The 103rd edition of the Giro will begin with a short time trial in Budapest and two further stages in Hungary, both suitable for sprinters, before moving to Sicily for another three stages which will include a climb up Mount Etna.
It will then move up through Italy before a series of mountain stages. Organisers bust out some favourite hits for a macbre final week, with climbs up Monte Bondone, the legendary hairpins of Passo dello Stelvio, Colle dell'Agnello, and an incursion into France for Col d'Izoard.
The 17th stage, to be held on May 27 and finishing at Madonna di Campiglio, appears to be the most demanding with over 5,000 metres of climbing over the course of its 202 kilometres. But the final week also contains mountain finishes at Piancavallo, Laghi di Cancano and Sestriere out of seven total.
Giro adds to speculation over grand tour leadership at Ineos and Jumbo-Visma
The 58.8 kilometres of time trials across three stages, including the last day in Milan, should bring all the grand tour time trial specialists to the start in Hungary. But this potentially gives rise to further speculation around leadership over the huge stable of grand tour stars on powerhouse teams Ineos and Jumbo-Visma.
With the brutal Tour de France recently revealed, Tom Dumoulin will likely choose the more favourable Giro leaving the Tour de France for new Jumbo-Visma team mate Primoz Roglic. But where would that leave this year's Tour third overall Steven Kruijswijk and is Roglic a Tour certainty, given the Giro's time trial kilometres?
It's a similar story at Ineos. With Chris Froome expected to make a full Tour de France resurrection alongside this year's champion Egan Bernal, the Giro will likely feature not too ITT shabby, 2018 Tour de France winner Geraint Thomas. But will he have to fight off new Ineos team mate and this year's Giro champion Richard Carapaz?
At the route announcement overnight (AEDT), the Ecuadorian said he really wanted to race after this year's special win.
“The 2019 Giro d'Italia will always be a very important moment in my history as a pro rider, just thinking about it excites me," he said.
"I will never stop telling the kids in Ecuador who start cycling how important it is to pursue their dreams."
"It is a very interesting route with stages that present many surprises. In the last week, there are a lot of mountains, the Stelvio could be decisive, I really hope to be there.”
Wait, what? Peter Sagan has never raced the Giro d'Italia?
Also at the route announcement was Peter Sagan who amazingly has never before suited up for a Giro d'Italia, even during his five-year stint at Italian team Liguigas, and its iterations.
“I really like this route, right from the first stages in Hungary," he said. "I am sure there will be many of my supporters on the route for the first three stages because Slovakia is very close.
"But we will also enjoy the stages on the Italian roads, as I lived and used to train in Italy. It’s a nice Giro route; the first part suits me best but I will try to stay until the end in Milan.”
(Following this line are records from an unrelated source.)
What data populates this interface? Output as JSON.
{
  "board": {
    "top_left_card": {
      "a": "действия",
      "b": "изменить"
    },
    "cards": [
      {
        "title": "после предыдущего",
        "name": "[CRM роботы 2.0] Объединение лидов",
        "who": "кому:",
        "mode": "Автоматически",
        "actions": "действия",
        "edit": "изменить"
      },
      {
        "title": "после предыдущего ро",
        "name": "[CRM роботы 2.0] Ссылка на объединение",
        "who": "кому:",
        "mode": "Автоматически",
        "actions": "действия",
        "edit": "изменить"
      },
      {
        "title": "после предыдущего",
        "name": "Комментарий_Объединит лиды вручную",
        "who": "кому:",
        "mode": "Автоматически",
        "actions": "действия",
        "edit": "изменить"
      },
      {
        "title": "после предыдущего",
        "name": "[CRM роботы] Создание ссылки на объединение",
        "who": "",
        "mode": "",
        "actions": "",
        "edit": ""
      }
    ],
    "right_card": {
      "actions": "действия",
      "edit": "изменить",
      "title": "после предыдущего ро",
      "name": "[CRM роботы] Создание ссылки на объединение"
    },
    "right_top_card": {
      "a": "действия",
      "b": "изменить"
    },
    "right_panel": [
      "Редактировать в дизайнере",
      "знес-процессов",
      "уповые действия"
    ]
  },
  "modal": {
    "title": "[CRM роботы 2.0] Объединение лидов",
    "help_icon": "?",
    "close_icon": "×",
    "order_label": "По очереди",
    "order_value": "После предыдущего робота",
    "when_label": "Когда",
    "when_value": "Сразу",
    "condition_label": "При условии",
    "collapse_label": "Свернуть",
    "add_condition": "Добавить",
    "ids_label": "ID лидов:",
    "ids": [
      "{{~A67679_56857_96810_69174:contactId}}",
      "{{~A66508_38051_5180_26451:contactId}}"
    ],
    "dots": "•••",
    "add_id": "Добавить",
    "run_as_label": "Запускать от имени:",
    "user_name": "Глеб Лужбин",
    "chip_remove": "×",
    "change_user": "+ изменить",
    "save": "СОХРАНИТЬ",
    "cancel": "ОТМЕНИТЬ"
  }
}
Out of the 21 stages, six stages are suitable for the faster men like Sagan.
It will be the 14th time the race has started outside Italy and the first in Eastern Europe.